■ Problem statement: Those lines of the data that hold the word "southwest" are to be copied out.
Data extract Start Marker
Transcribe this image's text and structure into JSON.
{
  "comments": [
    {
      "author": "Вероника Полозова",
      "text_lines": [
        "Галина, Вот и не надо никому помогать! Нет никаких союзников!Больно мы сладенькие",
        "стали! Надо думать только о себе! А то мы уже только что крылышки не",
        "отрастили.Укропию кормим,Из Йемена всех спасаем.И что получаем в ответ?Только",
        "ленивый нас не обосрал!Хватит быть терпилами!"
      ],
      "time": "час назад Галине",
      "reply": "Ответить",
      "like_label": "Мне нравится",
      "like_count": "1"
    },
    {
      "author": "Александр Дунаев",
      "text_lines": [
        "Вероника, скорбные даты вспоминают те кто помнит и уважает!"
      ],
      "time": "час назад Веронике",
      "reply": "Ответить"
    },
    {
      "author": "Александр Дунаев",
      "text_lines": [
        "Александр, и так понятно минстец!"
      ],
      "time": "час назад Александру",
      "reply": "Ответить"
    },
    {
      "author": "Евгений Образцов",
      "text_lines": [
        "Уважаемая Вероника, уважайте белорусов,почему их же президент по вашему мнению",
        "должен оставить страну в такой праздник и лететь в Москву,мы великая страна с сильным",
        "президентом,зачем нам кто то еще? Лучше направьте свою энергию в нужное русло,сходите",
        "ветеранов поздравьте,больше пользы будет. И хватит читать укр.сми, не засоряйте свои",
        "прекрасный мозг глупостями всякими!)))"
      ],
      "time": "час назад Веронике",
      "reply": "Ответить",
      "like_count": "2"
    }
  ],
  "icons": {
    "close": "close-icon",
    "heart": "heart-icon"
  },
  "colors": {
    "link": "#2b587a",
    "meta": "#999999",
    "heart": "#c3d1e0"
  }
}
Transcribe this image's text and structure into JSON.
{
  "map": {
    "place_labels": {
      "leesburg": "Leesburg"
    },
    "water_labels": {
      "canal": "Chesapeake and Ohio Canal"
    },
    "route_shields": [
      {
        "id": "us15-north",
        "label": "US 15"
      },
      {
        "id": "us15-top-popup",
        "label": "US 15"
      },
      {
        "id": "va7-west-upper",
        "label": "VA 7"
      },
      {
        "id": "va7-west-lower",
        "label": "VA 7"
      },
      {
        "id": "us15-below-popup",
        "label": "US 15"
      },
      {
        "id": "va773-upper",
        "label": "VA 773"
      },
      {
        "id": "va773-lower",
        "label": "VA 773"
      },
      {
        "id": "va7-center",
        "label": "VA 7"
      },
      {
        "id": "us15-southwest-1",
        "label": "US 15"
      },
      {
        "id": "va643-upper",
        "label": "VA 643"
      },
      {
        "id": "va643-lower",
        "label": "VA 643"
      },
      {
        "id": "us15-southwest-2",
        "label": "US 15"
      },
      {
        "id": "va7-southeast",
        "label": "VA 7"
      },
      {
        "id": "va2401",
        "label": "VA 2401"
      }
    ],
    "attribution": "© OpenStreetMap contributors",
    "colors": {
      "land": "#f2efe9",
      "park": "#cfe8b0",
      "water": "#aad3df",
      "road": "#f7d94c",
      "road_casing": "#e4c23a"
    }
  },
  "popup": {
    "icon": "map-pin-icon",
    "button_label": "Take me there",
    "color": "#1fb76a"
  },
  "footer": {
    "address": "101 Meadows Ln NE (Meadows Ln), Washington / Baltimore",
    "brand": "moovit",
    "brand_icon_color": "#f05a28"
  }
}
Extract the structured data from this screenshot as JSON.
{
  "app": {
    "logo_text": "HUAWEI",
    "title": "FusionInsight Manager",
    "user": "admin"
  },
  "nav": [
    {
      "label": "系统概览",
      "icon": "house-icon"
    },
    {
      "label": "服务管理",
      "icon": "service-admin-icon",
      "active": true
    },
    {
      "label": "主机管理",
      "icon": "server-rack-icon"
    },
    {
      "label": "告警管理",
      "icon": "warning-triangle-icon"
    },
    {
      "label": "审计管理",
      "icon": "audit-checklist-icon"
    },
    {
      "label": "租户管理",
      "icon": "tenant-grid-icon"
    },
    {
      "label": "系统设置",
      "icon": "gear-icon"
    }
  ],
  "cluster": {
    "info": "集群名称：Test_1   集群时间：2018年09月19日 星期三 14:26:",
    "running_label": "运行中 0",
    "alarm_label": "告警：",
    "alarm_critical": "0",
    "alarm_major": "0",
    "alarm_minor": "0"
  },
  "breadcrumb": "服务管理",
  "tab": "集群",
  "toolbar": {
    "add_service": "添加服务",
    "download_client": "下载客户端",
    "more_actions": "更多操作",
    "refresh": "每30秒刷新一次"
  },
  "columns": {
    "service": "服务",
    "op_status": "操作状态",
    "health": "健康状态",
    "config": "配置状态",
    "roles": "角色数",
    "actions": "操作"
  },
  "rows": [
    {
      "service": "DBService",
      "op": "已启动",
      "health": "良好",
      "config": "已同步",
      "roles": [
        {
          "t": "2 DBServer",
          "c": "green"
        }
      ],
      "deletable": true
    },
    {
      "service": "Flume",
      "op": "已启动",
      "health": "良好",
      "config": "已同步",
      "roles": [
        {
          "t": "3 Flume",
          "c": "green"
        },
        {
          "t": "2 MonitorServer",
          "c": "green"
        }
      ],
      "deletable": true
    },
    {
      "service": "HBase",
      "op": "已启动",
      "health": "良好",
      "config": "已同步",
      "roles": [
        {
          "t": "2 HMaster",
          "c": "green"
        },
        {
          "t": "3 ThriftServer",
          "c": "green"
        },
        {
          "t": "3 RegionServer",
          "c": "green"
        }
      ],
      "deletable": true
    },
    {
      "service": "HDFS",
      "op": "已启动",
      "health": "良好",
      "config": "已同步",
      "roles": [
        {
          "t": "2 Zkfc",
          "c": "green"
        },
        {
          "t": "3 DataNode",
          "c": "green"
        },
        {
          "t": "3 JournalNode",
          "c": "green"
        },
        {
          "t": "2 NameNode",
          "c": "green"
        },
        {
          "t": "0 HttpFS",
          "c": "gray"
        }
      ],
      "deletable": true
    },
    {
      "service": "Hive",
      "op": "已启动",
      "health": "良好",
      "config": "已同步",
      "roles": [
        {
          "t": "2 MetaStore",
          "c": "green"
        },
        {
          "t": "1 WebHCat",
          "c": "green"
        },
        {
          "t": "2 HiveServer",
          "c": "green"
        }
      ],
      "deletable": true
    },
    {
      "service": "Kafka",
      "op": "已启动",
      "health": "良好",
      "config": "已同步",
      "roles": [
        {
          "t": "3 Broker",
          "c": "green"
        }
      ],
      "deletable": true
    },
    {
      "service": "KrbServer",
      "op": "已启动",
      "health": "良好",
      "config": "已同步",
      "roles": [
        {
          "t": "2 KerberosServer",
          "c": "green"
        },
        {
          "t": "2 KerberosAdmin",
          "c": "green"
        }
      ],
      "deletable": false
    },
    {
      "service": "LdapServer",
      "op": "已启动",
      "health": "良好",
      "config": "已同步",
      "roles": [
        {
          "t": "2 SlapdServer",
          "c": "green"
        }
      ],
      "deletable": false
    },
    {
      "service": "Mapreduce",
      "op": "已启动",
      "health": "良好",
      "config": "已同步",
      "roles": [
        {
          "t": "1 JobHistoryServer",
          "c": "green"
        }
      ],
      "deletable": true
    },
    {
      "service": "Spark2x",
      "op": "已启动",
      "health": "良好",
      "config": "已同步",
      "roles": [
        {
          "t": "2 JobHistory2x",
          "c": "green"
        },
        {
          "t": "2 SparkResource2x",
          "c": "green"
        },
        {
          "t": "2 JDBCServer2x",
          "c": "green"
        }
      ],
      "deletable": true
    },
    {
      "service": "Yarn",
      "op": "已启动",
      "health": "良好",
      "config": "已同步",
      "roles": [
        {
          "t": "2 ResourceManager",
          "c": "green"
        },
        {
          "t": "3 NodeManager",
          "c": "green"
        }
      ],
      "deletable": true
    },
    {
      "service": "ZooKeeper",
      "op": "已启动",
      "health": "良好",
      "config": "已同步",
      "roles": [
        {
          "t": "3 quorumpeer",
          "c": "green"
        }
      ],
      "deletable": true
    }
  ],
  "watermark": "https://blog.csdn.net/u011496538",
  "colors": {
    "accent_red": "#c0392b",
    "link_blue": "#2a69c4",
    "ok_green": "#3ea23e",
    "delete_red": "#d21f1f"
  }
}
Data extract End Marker
■ Expected answer:
        "id": "us15-southwest-1",
        "id": "us15-southwest-2",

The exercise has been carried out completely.